→ Try it: Except for the pictures, reproduce the records word for word.

→ Records shown:
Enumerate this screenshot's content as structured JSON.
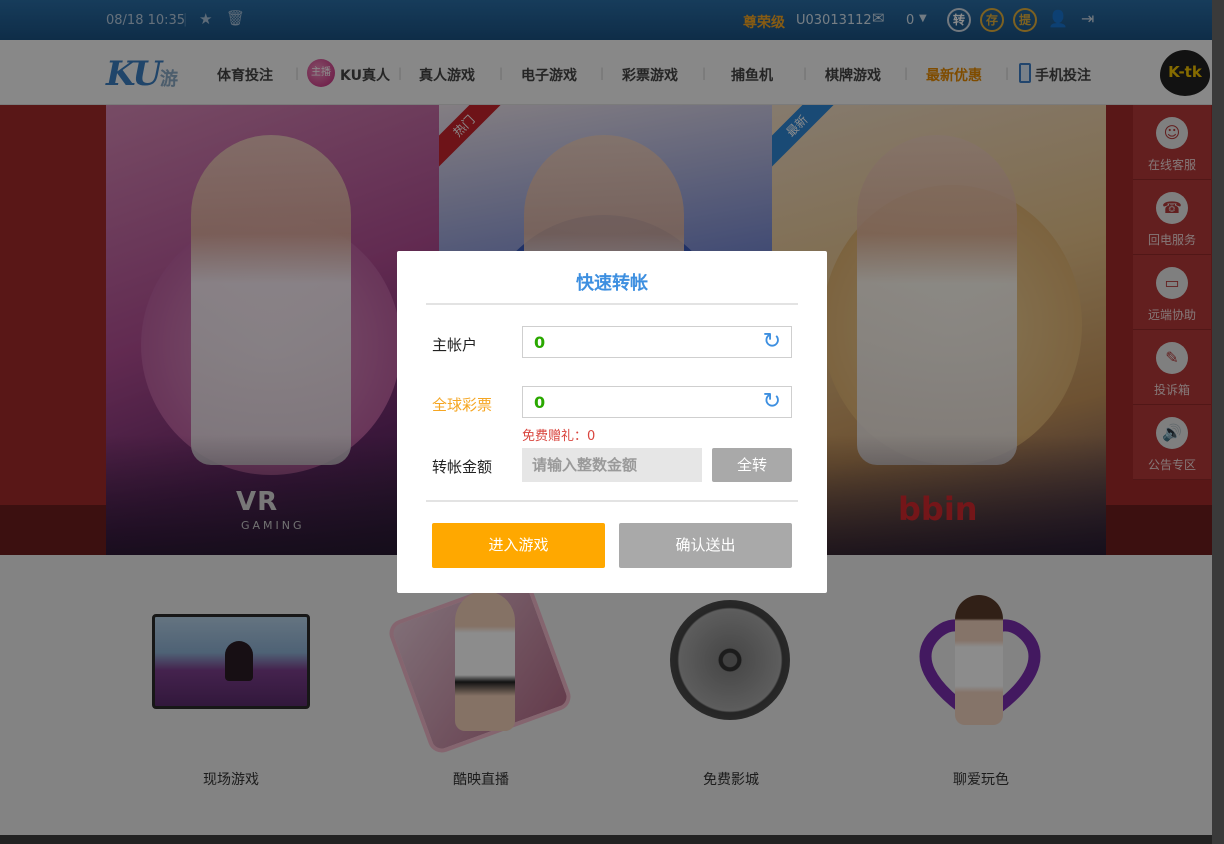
{
  "topbar": {
    "datetime": "08/18 10:35",
    "separator": "|",
    "vip_level": "尊荣级",
    "username": "U03013112",
    "balance": "0",
    "transfer_btn": "转",
    "deposit_btn": "存",
    "withdraw_btn": "提",
    "icons": [
      "star-icon",
      "trash-icon",
      "mail-icon",
      "caret-down-icon",
      "user-icon",
      "logout-icon"
    ]
  },
  "nav": {
    "logo_text": "KU",
    "logo_suffix": "游",
    "items": [
      "体育投注",
      "KU真人",
      "真人游戏",
      "电子游戏",
      "彩票游戏",
      "捕鱼机",
      "棋牌游戏",
      "最新优惠",
      "手机投注"
    ],
    "ku_badge": "主播",
    "separator": "|",
    "ktk_text": "K-tk"
  },
  "hero": {
    "panels": [
      {
        "brand": "VR",
        "brand_sub": "GAMING",
        "ribbon": ""
      },
      {
        "brand": "",
        "brand_sub": "",
        "ribbon": "热门"
      },
      {
        "brand": "bbin",
        "brand_sub": "",
        "ribbon": "最新"
      }
    ]
  },
  "sidebar": {
    "items": [
      {
        "label": "在线客服",
        "icon": "headset-icon"
      },
      {
        "label": "回电服务",
        "icon": "phone-icon"
      },
      {
        "label": "远端协助",
        "icon": "monitor-icon"
      },
      {
        "label": "投诉箱",
        "icon": "pencil-icon"
      },
      {
        "label": "公告专区",
        "icon": "speaker-icon"
      }
    ]
  },
  "tiles": [
    {
      "label": "现场游戏"
    },
    {
      "label": "酷映直播"
    },
    {
      "label": "免费影城"
    },
    {
      "label": "聊爱玩色"
    }
  ],
  "modal": {
    "title": "快速转帐",
    "main_account_label": "主帐户",
    "main_account_value": "0",
    "lottery_label": "全球彩票",
    "lottery_value": "0",
    "free_gift_text": "免费赠礼：0",
    "amount_label": "转帐金额",
    "amount_placeholder": "请输入整数金额",
    "amount_value": "",
    "all_transfer_btn": "全转",
    "enter_game_btn": "进入游戏",
    "confirm_btn": "确认送出"
  },
  "colors": {
    "accent_blue": "#3d8fe0",
    "orange": "#ffa800",
    "value_green": "#2aa800",
    "gift_red": "#d9453e",
    "sidebar_red": "#b53a3a"
  }
}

→ Output for this exercise:
Enumerate this screenshot's content as structured JSON.
{
  "topbar": {
    "datetime": "08/18 10:35",
    "separator": "|",
    "vip_level": "尊荣级",
    "username": "U03013112",
    "balance": "0",
    "transfer_btn": "转",
    "deposit_btn": "存",
    "withdraw_btn": "提",
    "icons": [
      "star-icon",
      "trash-icon",
      "mail-icon",
      "caret-down-icon",
      "user-icon",
      "logout-icon"
    ]
  },
  "nav": {
    "logo_text": "KU",
    "logo_suffix": "游",
    "items": [
      "体育投注",
      "KU真人",
      "真人游戏",
      "电子游戏",
      "彩票游戏",
      "捕鱼机",
      "棋牌游戏",
      "最新优惠",
      "手机投注"
    ],
    "ku_badge": "主播",
    "separator": "|",
    "ktk_text": "K-tk"
  },
  "hero": {
    "panels": [
      {
        "brand": "VR",
        "brand_sub": "GAMING",
        "ribbon": ""
      },
      {
        "brand": "",
        "brand_sub": "",
        "ribbon": "热门"
      },
      {
        "brand": "bbin",
        "brand_sub": "",
        "ribbon": "最新"
      }
    ]
  },
  "sidebar": {
    "items": [
      {
        "label": "在线客服",
        "icon": "headset-icon"
      },
      {
        "label": "回电服务",
        "icon": "phone-icon"
      },
      {
        "label": "远端协助",
        "icon": "monitor-icon"
      },
      {
        "label": "投诉箱",
        "icon": "pencil-icon"
      },
      {
        "label": "公告专区",
        "icon": "speaker-icon"
      }
    ]
  },
  "tiles": [
    {
      "label": "现场游戏"
    },
    {
      "label": "酷映直播"
    },
    {
      "label": "免费影城"
    },
    {
      "label": "聊爱玩色"
    }
  ],
  "modal": {
    "title": "快速转帐",
    "main_account_label": "主帐户",
    "main_account_value": "0",
    "lottery_label": "全球彩票",
    "lottery_value": "0",
    "free_gift_text": "免费赠礼：0",
    "amount_label": "转帐金额",
    "amount_placeholder": "请输入整数金额",
    "amount_value": "",
    "all_transfer_btn": "全转",
    "enter_game_btn": "进入游戏",
    "confirm_btn": "确认送出"
  },
  "colors": {
    "accent_blue": "#3d8fe0",
    "orange": "#ffa800",
    "value_green": "#2aa800",
    "gift_red": "#d9453e",
    "sidebar_red": "#b53a3a"
  }
}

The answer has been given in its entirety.